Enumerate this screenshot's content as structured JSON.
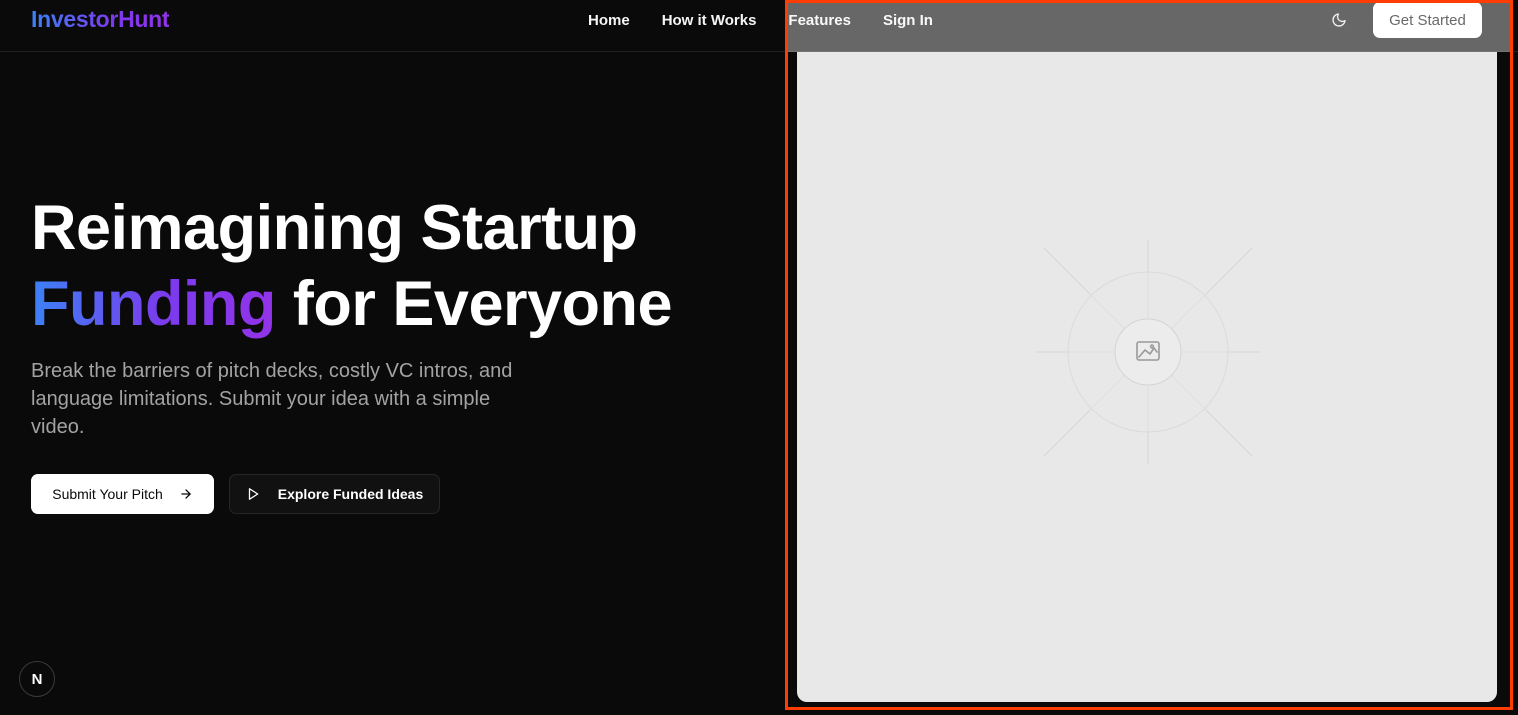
{
  "brand": {
    "name": "InvestorHunt",
    "gradient_start": "#3b82f6",
    "gradient_end": "#9333ea"
  },
  "nav": {
    "links": [
      "Home",
      "How it Works",
      "Features",
      "Sign In"
    ],
    "theme_toggle_icon": "moon-icon",
    "cta_label": "Get Started"
  },
  "hero": {
    "title_line1": "Reimagining Startup",
    "title_highlight": "Funding",
    "title_rest": "for Everyone",
    "description": "Break the barriers of pitch decks, costly VC intros, and language limitations. Submit your idea with a simple video.",
    "primary_button": {
      "label": "Submit Your Pitch",
      "icon": "arrow-right-icon"
    },
    "secondary_button": {
      "label": "Explore Funded Ideas",
      "icon": "play-icon"
    }
  },
  "media": {
    "placeholder_icon": "image-icon",
    "highlight_color": "#ff3d00",
    "background_color": "#e8e8e8"
  },
  "badge": {
    "label": "N"
  }
}
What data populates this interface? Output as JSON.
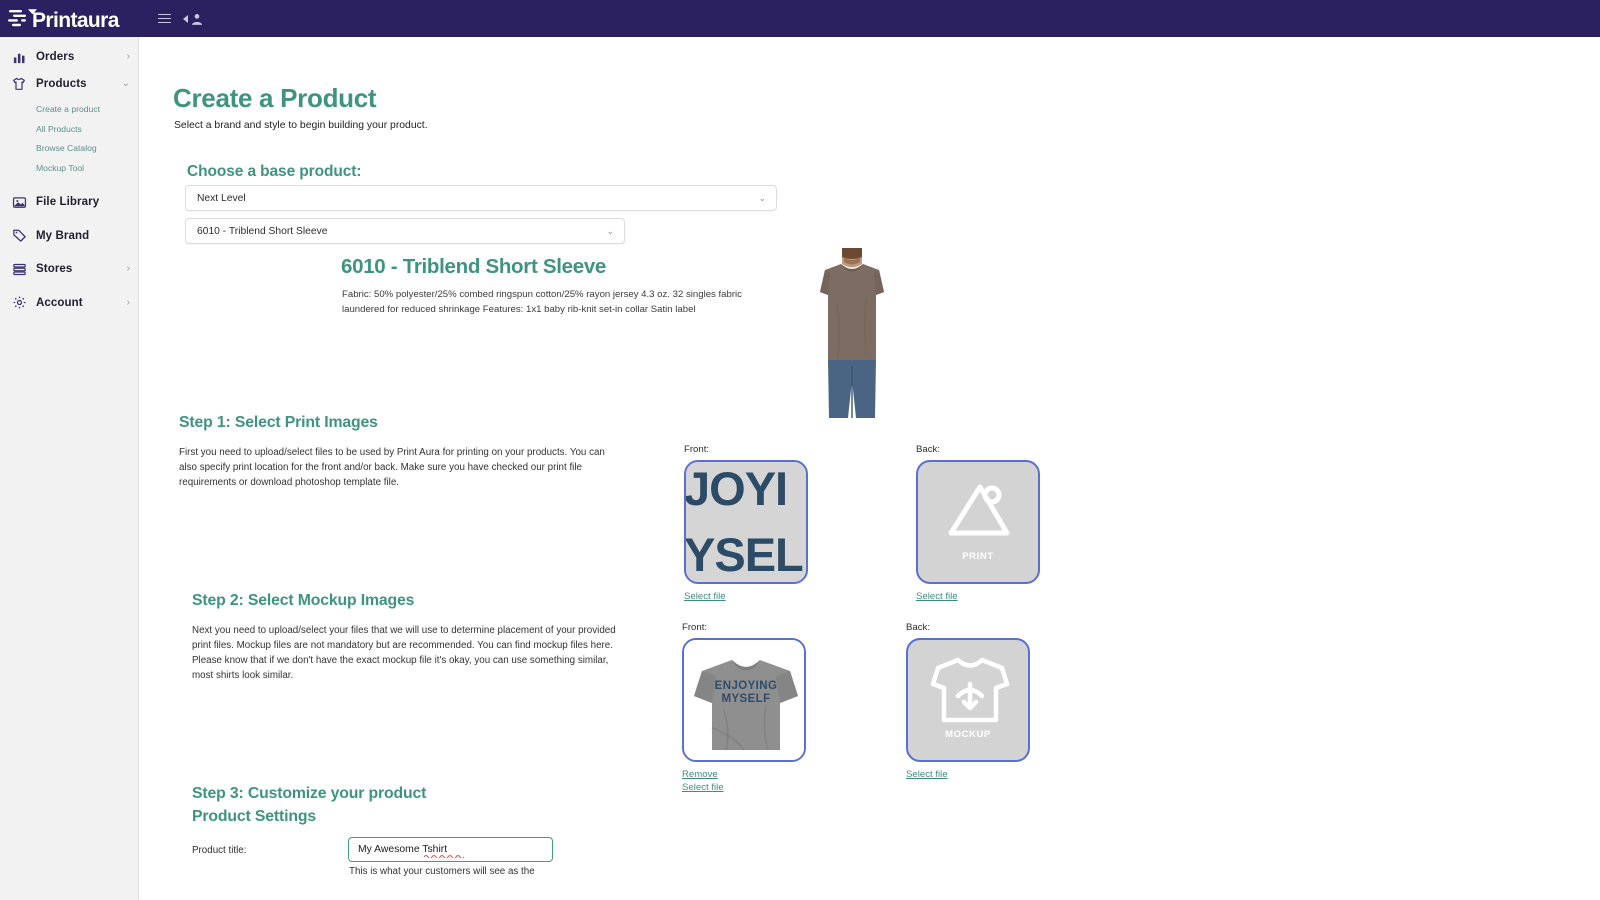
{
  "brand": {
    "logo_text": "Printaura",
    "header_bg": "#2b2160",
    "accent_green": "#3f9480",
    "link_green": "#3f8d7e",
    "thumb_border_blue": "#5a6fd4"
  },
  "topbar": {
    "menu_icon": "hamburger-icon",
    "user_icon": "user-account-icon"
  },
  "sidebar": {
    "items": [
      {
        "label": "Orders",
        "icon": "bar-chart-icon",
        "chevron": "›",
        "expanded": false
      },
      {
        "label": "Products",
        "icon": "tshirt-icon",
        "chevron": "⌄",
        "expanded": true
      },
      {
        "label": "File Library",
        "icon": "image-icon",
        "chevron": "",
        "expanded": false
      },
      {
        "label": "My Brand",
        "icon": "tag-icon",
        "chevron": "",
        "expanded": false
      },
      {
        "label": "Stores",
        "icon": "store-icon",
        "chevron": "›",
        "expanded": false
      },
      {
        "label": "Account",
        "icon": "gear-icon",
        "chevron": "›",
        "expanded": false
      }
    ],
    "products_subitems": [
      "Create a product",
      "All Products",
      "Browse Catalog",
      "Mockup Tool"
    ]
  },
  "page": {
    "title": "Create a Product",
    "subtitle": "Select a brand and style to begin building your product."
  },
  "base_product": {
    "heading": "Choose a base product:",
    "brand_select_value": "Next Level",
    "style_select_value": "6010 - Triblend Short Sleeve",
    "product_name": "6010 - Triblend Short Sleeve",
    "product_description": "Fabric: 50% polyester/25% combed ringspun cotton/25% rayon jersey 4.3 oz. 32 singles fabric laundered for reduced shrinkage  Features: 1x1 baby rib-knit set-in collar Satin label",
    "model_image_alt": "model-wearing-brown-tshirt"
  },
  "step1": {
    "heading": "Step 1: Select Print Images",
    "body": "First you need to upload/select files to be used by Print Aura for printing on your products. You can also specify print location for the front and/or back. Make sure you have checked our print file requirements or download photoshop template file.",
    "front": {
      "label": "Front:",
      "has_file": true,
      "art_line1": "JOYI",
      "art_line2": "YSEL",
      "select_link": "Select file"
    },
    "back": {
      "label": "Back:",
      "has_file": false,
      "placeholder_text": "PRINT",
      "placeholder_icon": "image-mountain-icon",
      "select_link": "Select file"
    }
  },
  "step2": {
    "heading": "Step 2: Select Mockup Images",
    "body": "Next you need to upload/select your files that we will use to determine placement of your provided print files. Mockup files are not mandatory but are recommended. You can find mockup files here. Please know that if we don't have the exact mockup file it's okay, you can use something similar, most shirts look similar.",
    "front": {
      "label": "Front:",
      "has_file": true,
      "shirt_text_line1": "ENJOYING",
      "shirt_text_line2": "MYSELF",
      "remove_link": "Remove",
      "select_link": "Select file"
    },
    "back": {
      "label": "Back:",
      "has_file": false,
      "placeholder_text": "MOCKUP",
      "placeholder_icon": "tshirt-outline-icon",
      "select_link": "Select file"
    }
  },
  "step3": {
    "heading": "Step 3: Customize your product",
    "subheading": "Product Settings",
    "product_title_label": "Product title:",
    "product_title_value": "My Awesome Tshirt",
    "product_title_hint": "This is what your customers will see as the"
  }
}
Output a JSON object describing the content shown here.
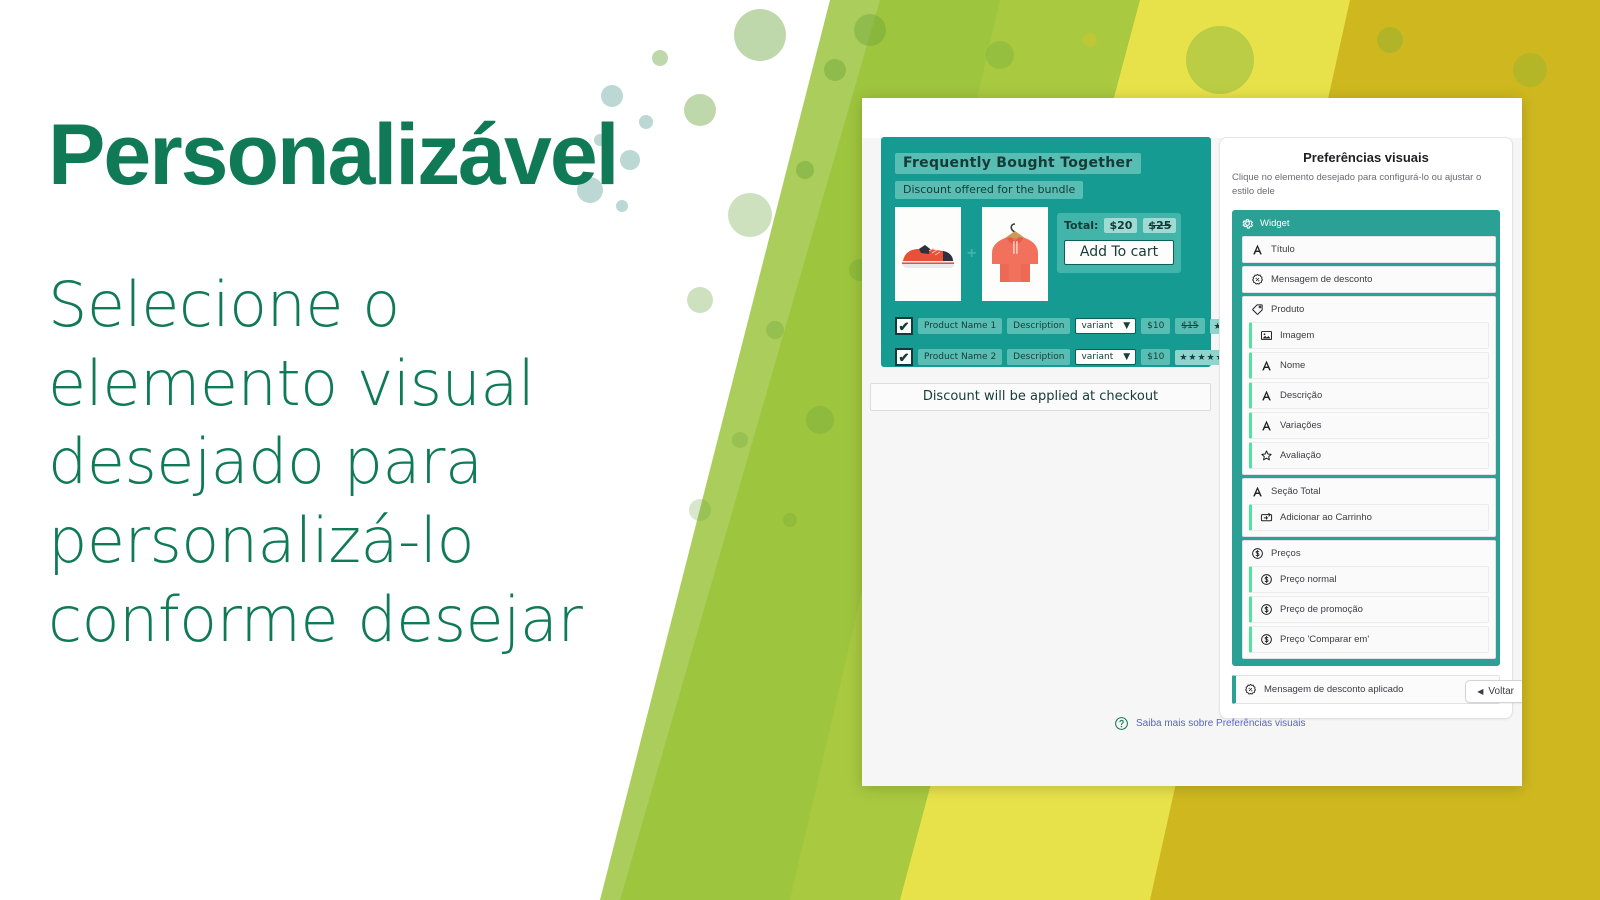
{
  "marketing": {
    "headline": "Personalizável",
    "subcopy": "Selecione o elemento visual desejado para personalizá-lo conforme desejar",
    "headline_color": "#0f7a55",
    "subcopy_color": "#0f7a55"
  },
  "theme": {
    "teal": "#159b91",
    "teal_panel": "#2ba095",
    "accent_green": "#4fe3a0",
    "gold": "#cfb81f",
    "yellow": "#e8e24a",
    "olive": "#a8c93f",
    "link_blue": "#5a63c4"
  },
  "widget_preview": {
    "title": "Frequently Bought Together",
    "discount_message": "Discount offered for the bundle",
    "plus_sign": "+",
    "images": [
      {
        "name": "shoe-image",
        "alt": "running shoe"
      },
      {
        "name": "hoodie-image",
        "alt": "orange hoodie"
      }
    ],
    "total": {
      "label": "Total:",
      "price": "$20",
      "compare_price": "$25",
      "add_to_cart": "Add To cart"
    },
    "products": [
      {
        "checked": "✔",
        "name": "Product Name 1",
        "description": "Description",
        "variant": "variant",
        "variant_caret": "▼",
        "price": "$10",
        "compare_price": "$15",
        "rating": "★★★★★"
      },
      {
        "checked": "✔",
        "name": "Product Name 2",
        "description": "Description",
        "variant": "variant",
        "variant_caret": "▼",
        "price": "$10",
        "compare_price": "",
        "rating": "★★★★★"
      }
    ],
    "checkout_note": "Discount will be applied at checkout"
  },
  "preferences_panel": {
    "title": "Preferências visuais",
    "subtitle": "Clique no elemento desejado para configurá-lo ou ajustar o estilo dele",
    "tree": {
      "root_label": "Widget",
      "root_icon": "gear-icon",
      "groups": [
        {
          "label": "Título",
          "icon": "text-icon",
          "children": []
        },
        {
          "label": "Mensagem de desconto",
          "icon": "discount-badge-icon",
          "children": []
        },
        {
          "label": "Produto",
          "icon": "tag-icon",
          "children": [
            {
              "label": "Imagem",
              "icon": "image-icon"
            },
            {
              "label": "Nome",
              "icon": "text-icon"
            },
            {
              "label": "Descrição",
              "icon": "text-icon"
            },
            {
              "label": "Variações",
              "icon": "text-icon"
            },
            {
              "label": "Avaliação",
              "icon": "star-icon"
            }
          ]
        },
        {
          "label": "Seção Total",
          "icon": "text-icon",
          "children": [
            {
              "label": "Adicionar ao Carrinho",
              "icon": "cart-button-icon"
            }
          ]
        },
        {
          "label": "Preços",
          "icon": "dollar-icon",
          "children": [
            {
              "label": "Preço normal",
              "icon": "dollar-icon"
            },
            {
              "label": "Preço de promoção",
              "icon": "dollar-icon"
            },
            {
              "label": "Preço 'Comparar em'",
              "icon": "dollar-icon"
            }
          ]
        }
      ],
      "footer": {
        "label": "Mensagem de desconto aplicado",
        "icon": "discount-badge-icon"
      }
    },
    "back_button": {
      "label": "Voltar",
      "icon": "caret-left-icon"
    },
    "help_link": {
      "label": "Saiba mais sobre Preferências visuais",
      "icon": "question-circle-icon"
    }
  }
}
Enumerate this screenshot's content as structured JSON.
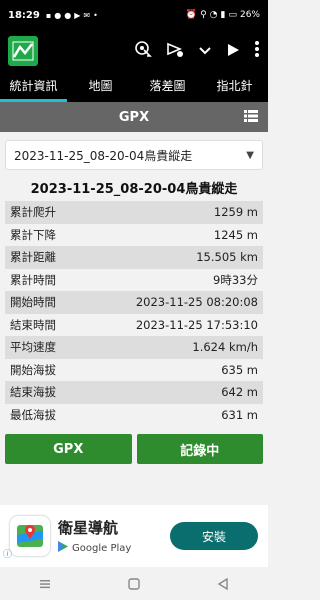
{
  "status": {
    "time": "18:29",
    "battery": "26%"
  },
  "tabs": [
    {
      "label": "統計資訊",
      "active": true
    },
    {
      "label": "地圖",
      "active": false
    },
    {
      "label": "落差圖",
      "active": false
    },
    {
      "label": "指北針",
      "active": false
    }
  ],
  "header": {
    "title": "GPX"
  },
  "selector": {
    "value": "2023-11-25_08-20-04鳥貴縱走"
  },
  "track_title": "2023-11-25_08-20-04鳥貴縱走",
  "stats": [
    {
      "label": "累計爬升",
      "value": "1259 m"
    },
    {
      "label": "累計下降",
      "value": "1245 m"
    },
    {
      "label": "累計距離",
      "value": "15.505 km"
    },
    {
      "label": "累計時間",
      "value": "9時33分"
    },
    {
      "label": "開始時間",
      "value": "2023-11-25 08:20:08"
    },
    {
      "label": "結束時間",
      "value": "2023-11-25 17:53:10"
    },
    {
      "label": "平均速度",
      "value": "1.624 km/h"
    },
    {
      "label": "開始海拔",
      "value": "635 m"
    },
    {
      "label": "結束海拔",
      "value": "642 m"
    },
    {
      "label": "最低海拔",
      "value": "631 m"
    }
  ],
  "buttons": {
    "gpx": "GPX",
    "recording": "記錄中"
  },
  "ad": {
    "app_name": "衛星導航",
    "store": "Google Play",
    "install": "安裝"
  }
}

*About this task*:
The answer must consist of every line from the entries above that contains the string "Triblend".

*Written response*:
    "style_select_value": "6010 - Triblend Short Sleeve",
    "product_name": "6010 - Triblend Short Sleeve",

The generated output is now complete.